After the government issued a directive against discounts by ecommerce marketplaces, the Karnataka government has now cracked down against surge pricing on cabs that commutech apps like Uber and Ola regularly employ at the pretext of offsetting high demands. This move is sure to delight the customers that frequently complain about the high surge fares on rides, but could hit the revenues of the commutech players.
| “The fare and other charges, the policy says, cannot be higher than the fare fixed by the government from time to time. Which means the app firms must charge a fare within a band the upper limit of which is capped.” |
“We have not allowed the surge pricing because the purpose of using the technology is to increase service standards for cab users at competitive fares. We have focussed this policy around this, and given a lot of importance to safety aspects,” Transport Minister Ramalinga Reddy told ET.
However, the new policy isn’t all about making things difficult for the commutech companies. It includes a few directives that are driver friendly and may make it easier for these companies to recruit more drivers, hence increasing the cab supply to fuel demand. For starters, anyone with a valid licence and living in Karnataka for two years can drive a cab for an app service like Ola or Uber. Also, Taxi permit holders can switch between ride hailing apps as per their choice. Additionally, in response to Uber’s concern about the high costs associated with registering as a cab aggregator, the government has also halved the registration fees and the security deposit required to start business.
Keeping the customer friendly overtone implication of this policy intact, the govt. still mandates the cabs to have a “panic button” inside the car, following incidents of sexual harassment and safety issues in the past.
This new policy on cab aggregator apps may come across as a piece of good news for the customers, but the cab companies are likely to be frowning as surge pricing helps offset the low fares offered by them and could be the difference between their profits and losses. We reached out to Uber, but they have refused to comment on the issue.
Bangalore is the biggest market for both Uber and Ola, and regular interventions by the Karnataka government impact their services. Recently, the government had declared the bike taxis business model illegal and seized many of Uber’s bike taxis in the process. Shuttle bus operators like Zipgo and Ola are not allowed to ply either.

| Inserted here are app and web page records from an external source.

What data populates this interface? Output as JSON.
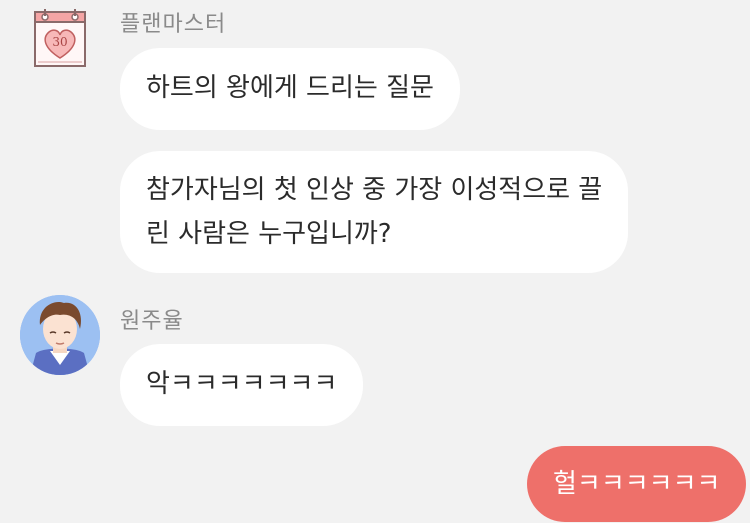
{
  "host": {
    "name": "플랜마스터",
    "avatar_icon": "calendar-heart-icon",
    "avatar_day": "30",
    "messages": [
      {
        "lines": [
          "하트의 왕에게 드리는 질문"
        ]
      },
      {
        "lines": [
          "참가자님의 첫 인상 중 가장 이성적으로 끌",
          "린 사람은 누구입니까?"
        ]
      }
    ]
  },
  "participant": {
    "name": "원주율",
    "avatar_icon": "profile-portrait",
    "messages": [
      {
        "lines": [
          "악ㅋㅋㅋㅋㅋㅋㅋ"
        ]
      }
    ]
  },
  "me": {
    "messages": [
      {
        "lines": [
          "헐ㅋㅋㅋㅋㅋㅋ"
        ]
      }
    ]
  },
  "colors": {
    "background": "#f2f2f2",
    "incoming_bubble": "#ffffff",
    "outgoing_bubble": "#ee706a",
    "name_text": "#8a8a8a",
    "message_text": "#2b2b2b"
  }
}
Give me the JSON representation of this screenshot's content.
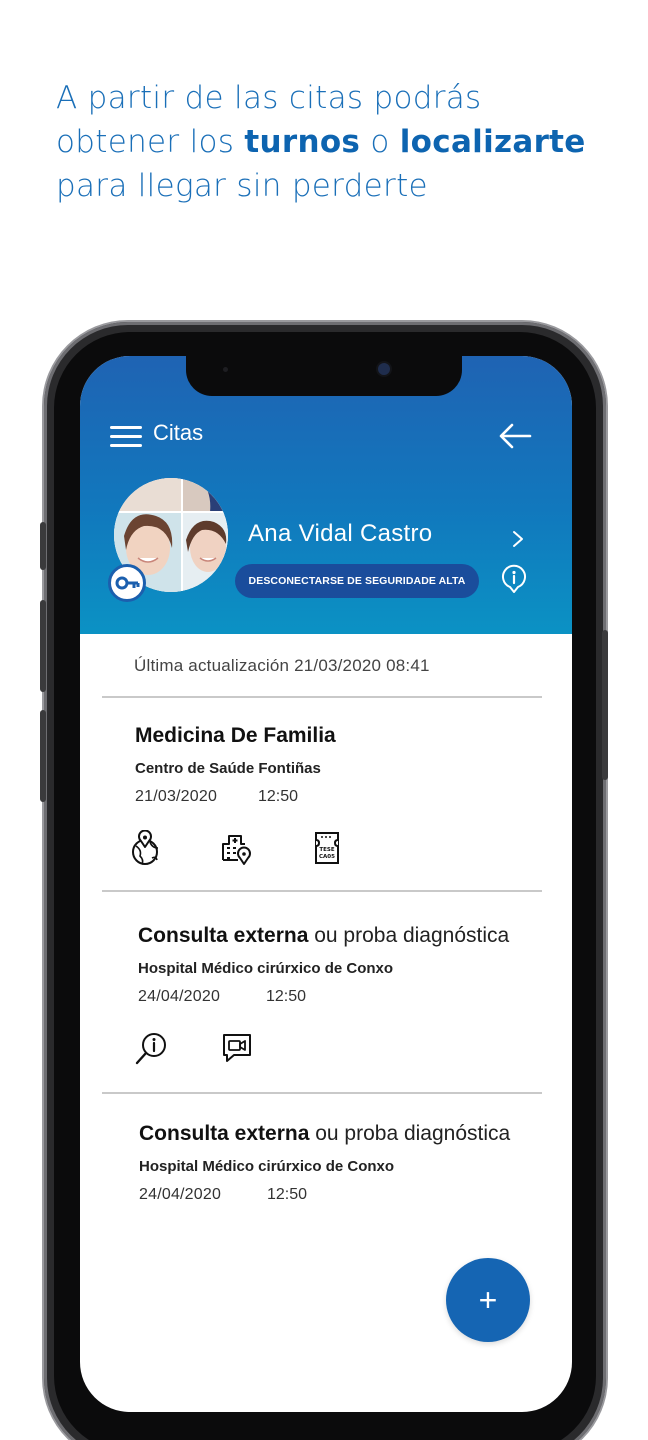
{
  "headline": {
    "part1": "A partir de las citas podrás",
    "part2": "obtener los ",
    "bold1": "turnos",
    "part3": " o ",
    "bold2": "localizarte",
    "part4": "para llegar sin perderte"
  },
  "app": {
    "title": "Citas",
    "user_name": "Ana Vidal Castro",
    "disconnect_label": "DESCONECTARSE DE SEGURIDADE ALTA",
    "last_update": "Última actualización 21/03/2020  08:41",
    "fab_label": "+"
  },
  "appointments": [
    {
      "title": "Medicina De Familia",
      "title_bold": "",
      "title_rest": "",
      "center": "Centro de Saúde Fontiñas",
      "date": "21/03/2020",
      "time": "12:50",
      "icons": [
        "map-location-icon",
        "hospital-location-icon",
        "ticket-turn-icon"
      ]
    },
    {
      "title": "",
      "title_bold": "Consulta externa",
      "title_rest": " ou proba diagnóstica",
      "center": "Hospital Médico cirúrxico de Conxo",
      "date": "24/04/2020",
      "time": "12:50",
      "icons": [
        "info-search-icon",
        "video-call-icon"
      ]
    },
    {
      "title": "",
      "title_bold": "Consulta externa",
      "title_rest": " ou proba diagnóstica",
      "center": "Hospital Médico cirúrxico de Conxo",
      "date": "24/04/2020",
      "time": "12:50",
      "icons": []
    }
  ],
  "colors": {
    "headline": "#1a6fb8",
    "header_top": "#1f63b3",
    "header_bottom": "#0b92c4",
    "button": "#1a4d9c",
    "fab": "#1565b3"
  }
}
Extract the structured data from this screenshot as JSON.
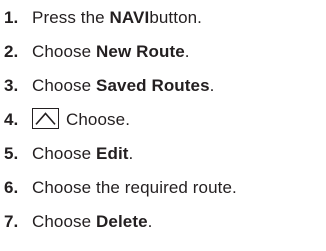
{
  "steps": [
    {
      "num": "1.",
      "pre": "Press the ",
      "bold": "NAVI",
      "post": " button."
    },
    {
      "num": "2.",
      "pre": "Choose ",
      "bold": "New Route",
      "post": "."
    },
    {
      "num": "3.",
      "pre": "Choose ",
      "bold": "Saved Routes",
      "post": "."
    },
    {
      "num": "4.",
      "icon": "chevron-up-icon",
      "text": "Choose."
    },
    {
      "num": "5.",
      "pre": "Choose ",
      "bold": "Edit",
      "post": "."
    },
    {
      "num": "6.",
      "text": "Choose the required route."
    },
    {
      "num": "7.",
      "pre": "Choose ",
      "bold": "Delete",
      "post": "."
    }
  ]
}
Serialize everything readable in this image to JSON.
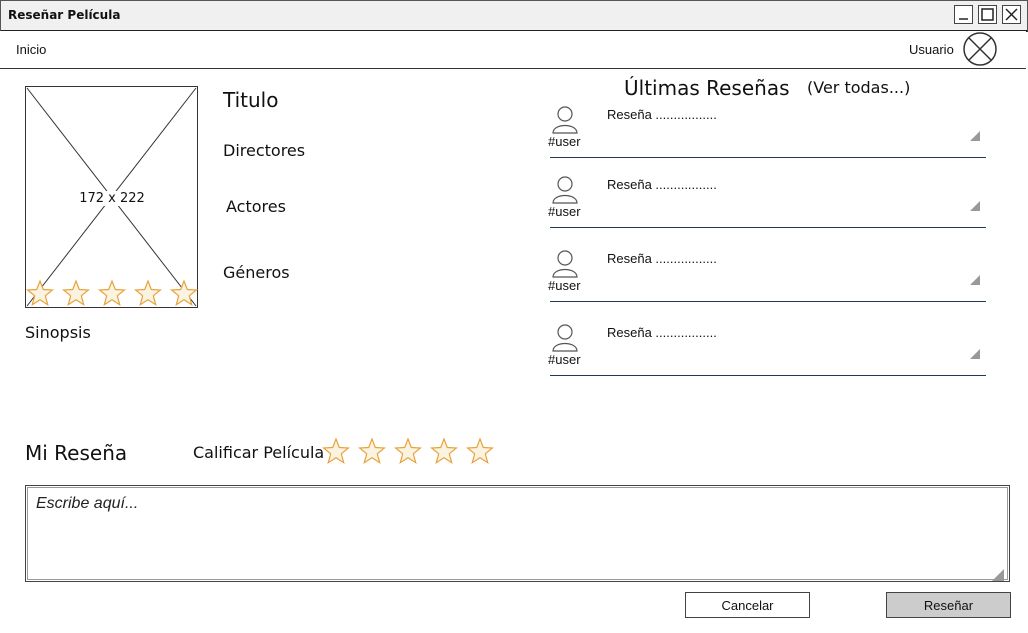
{
  "window": {
    "title": "Reseñar Película"
  },
  "menu": {
    "home": "Inicio",
    "user": "Usuario"
  },
  "movie": {
    "poster_size": "172 x 222",
    "title_label": "Titulo",
    "directors_label": "Directores",
    "actors_label": "Actores",
    "genres_label": "Géneros",
    "synopsis_label": "Sinopsis",
    "rating_stars": 5
  },
  "latest_reviews": {
    "heading": "Últimas Reseñas",
    "see_all": "(Ver todas...)",
    "items": [
      {
        "user": "#user",
        "text": "Reseña ................."
      },
      {
        "user": "#user",
        "text": "Reseña ................."
      },
      {
        "user": "#user",
        "text": "Reseña ................."
      },
      {
        "user": "#user",
        "text": "Reseña ................."
      }
    ]
  },
  "my_review": {
    "heading": "Mi Reseña",
    "rate_label": "Calificar Película",
    "placeholder": "Escribe aquí...",
    "cancel": "Cancelar",
    "submit": "Reseñar"
  },
  "colors": {
    "star_fill": "#fbf3e2",
    "star_stroke": "#e8a33a",
    "underline": "#1f3760",
    "submit_bg": "#cccccc"
  }
}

It’s hard to say if the Karnataka government is trying to achieve a fair, well balanced ecosystem in India’s startup capital in the wake of the PM Modi-driven Startup India movement, or actively trying to discourage it with its seemingly draconian policies.